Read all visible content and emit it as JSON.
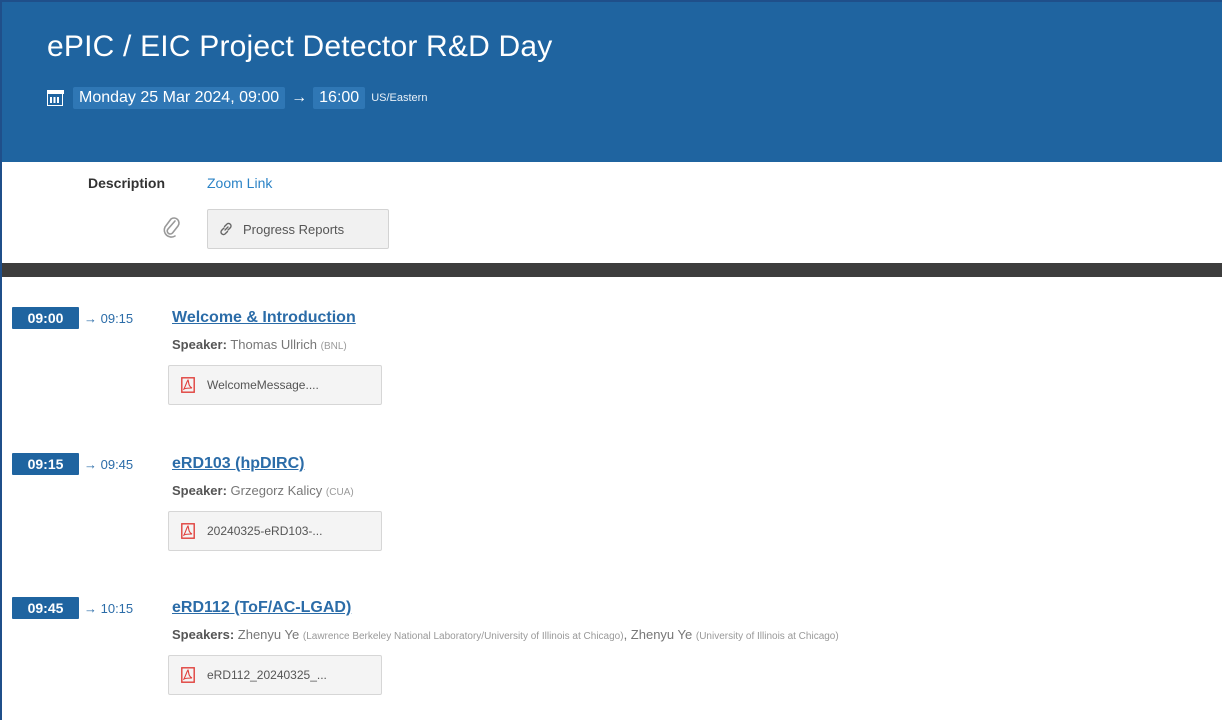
{
  "event": {
    "title": "ePIC / EIC Project Detector R&D Day",
    "date_start": "Monday 25 Mar 2024, 09:00",
    "arrow": "→",
    "time_end": "16:00",
    "timezone": "US/Eastern"
  },
  "description": {
    "label": "Description",
    "link_text": "Zoom Link",
    "attachment_label": "Progress Reports"
  },
  "entries": [
    {
      "start": "09:00",
      "end": "→ 09:15",
      "title": "Welcome & Introduction",
      "speaker_label": "Speaker:",
      "speakers": "Thomas Ullrich",
      "affiliation": "(BNL)",
      "file": "WelcomeMessage...."
    },
    {
      "start": "09:15",
      "end": "→ 09:45",
      "title": "eRD103 (hpDIRC)",
      "speaker_label": "Speaker:",
      "speakers": "Grzegorz Kalicy",
      "affiliation": "(CUA)",
      "file": "20240325-eRD103-..."
    },
    {
      "start": "09:45",
      "end": "→ 10:15",
      "title": "eRD112 (ToF/AC-LGAD)",
      "speaker_label": "Speakers:",
      "speakers": "Zhenyu Ye",
      "affiliation": "(Lawrence Berkeley National Laboratory/University of Illinois at Chicago)",
      "speakers2": "Zhenyu Ye",
      "affiliation2": "(University of Illinois at Chicago)",
      "file": "eRD112_20240325_..."
    }
  ],
  "colors": {
    "header_bg": "#1f64a0",
    "accent_link": "#2b83c6",
    "title_blue": "#2b6ca8",
    "dark_bar": "#3d3d3d",
    "pdf_red": "#e0403c"
  },
  "icons": [
    "calendar-icon",
    "paperclip-icon",
    "link-icon",
    "pdf-icon"
  ]
}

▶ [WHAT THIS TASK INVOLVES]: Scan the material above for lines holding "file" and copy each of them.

▶ [PROBLEM SOLUTION]:
      "file": "WelcomeMessage...."
      "file": "20240325-eRD103-..."
      "file": "eRD112_20240325_..."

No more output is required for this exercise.